72 Drumlines To Be Set Under New Shark Hazard Mitigation Policy


Under Western Australia’s Government’s new “shark hazard mitigation” policy, two specially monitored zones will be declared off the metropolitan and South West coastlines between September and April, and 72 drumlines are to be set up 1km from the shoreline and fished until May 2014.

Any shark greater than 3m in length found swimming within the monitored zones will be caught and destroyed by commercial fisherman, including endangered species such as the Great White Shark, and some other species not necessarily even considered a threat to humans. These harsh and unforgivable measures were put in place after the most recent shark bite fatality in November in order to reduce the number of shark attacks in the future.

According to a recent article published in The West Australian publication on the 14th of December, there were more than 15 instances since the 9th of December where sharks larger than 3m were spotted inside those zones. They were primarily Bronze Whalers and Tiger Sharks, although some of the other sharks spotted were unidentified in terms of species or size.

Dr. Ryan Kempster, shark biologist and Founder of Support Our Sharks, recently drafter an open letter to the Western Australian Government calling them to reconsider the “shark hazard mitigation” policy in favour of a non-lethal approach to shark management. This open letter has since gathered the support of more than 100 shark scientists and professionals who are apposed to the Government’s shark cull policy and the use of drumlines. Another shark biologist, Dr. Barbara Wueringer, also started a public petition against the shark cull policy which has since gathered more than 33,000 people.

Many people have started to question the merits of drumlines being set to capture the sharks, including the Shadow fisheries minister, Dave Kelly.
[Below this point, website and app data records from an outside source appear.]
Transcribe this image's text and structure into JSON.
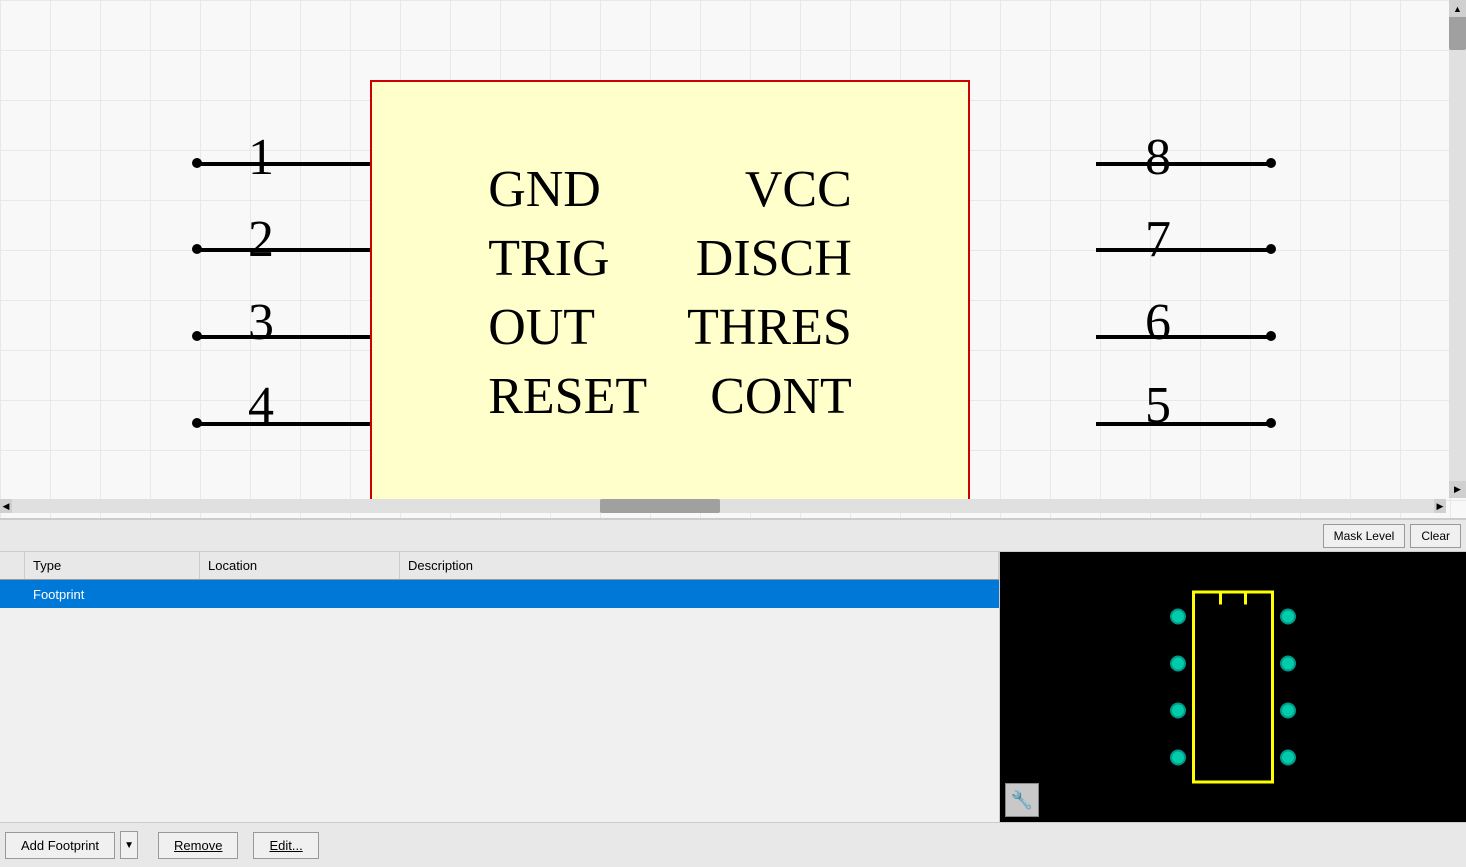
{
  "schematic": {
    "ic": {
      "pins_left": [
        {
          "number": "1",
          "label": "GND"
        },
        {
          "number": "2",
          "label": "TRIG"
        },
        {
          "number": "3",
          "label": "OUT"
        },
        {
          "number": "4",
          "label": "RESET"
        }
      ],
      "pins_right": [
        {
          "number": "8",
          "label": "VCC"
        },
        {
          "number": "7",
          "label": "DISCH"
        },
        {
          "number": "6",
          "label": "THRES"
        },
        {
          "number": "5",
          "label": "CONT"
        }
      ]
    }
  },
  "toolbar": {
    "mask_level_label": "Mask Level",
    "clear_label": "Clear"
  },
  "table": {
    "columns": [
      {
        "id": "check",
        "label": ""
      },
      {
        "id": "type",
        "label": "Type"
      },
      {
        "id": "location",
        "label": "Location"
      },
      {
        "id": "description",
        "label": "Description"
      }
    ],
    "rows": [
      {
        "check": "",
        "type": "Footprint",
        "location": "",
        "description": ""
      }
    ]
  },
  "buttons": {
    "add_footprint": "Add Footprint",
    "remove": "Remove",
    "edit": "Edit..."
  },
  "preview": {
    "pins_left": [
      0,
      1,
      2,
      3
    ],
    "pins_right": [
      0,
      1,
      2,
      3
    ]
  }
}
He said that up to 60% of the sharks that drumlines  had killed in Queensland over the past two years were  smaller than 2m.

Education and proper communication of knowledge will play a key role in trying to find an effective solution that will not harm the sharks.

Join African Shark Eco-Charters on one of our Great White Shark cage diving and breaching trips, and let us educate you about the importance of sharks in our oceans and why they are worth protecting, in an effort to help save sharks.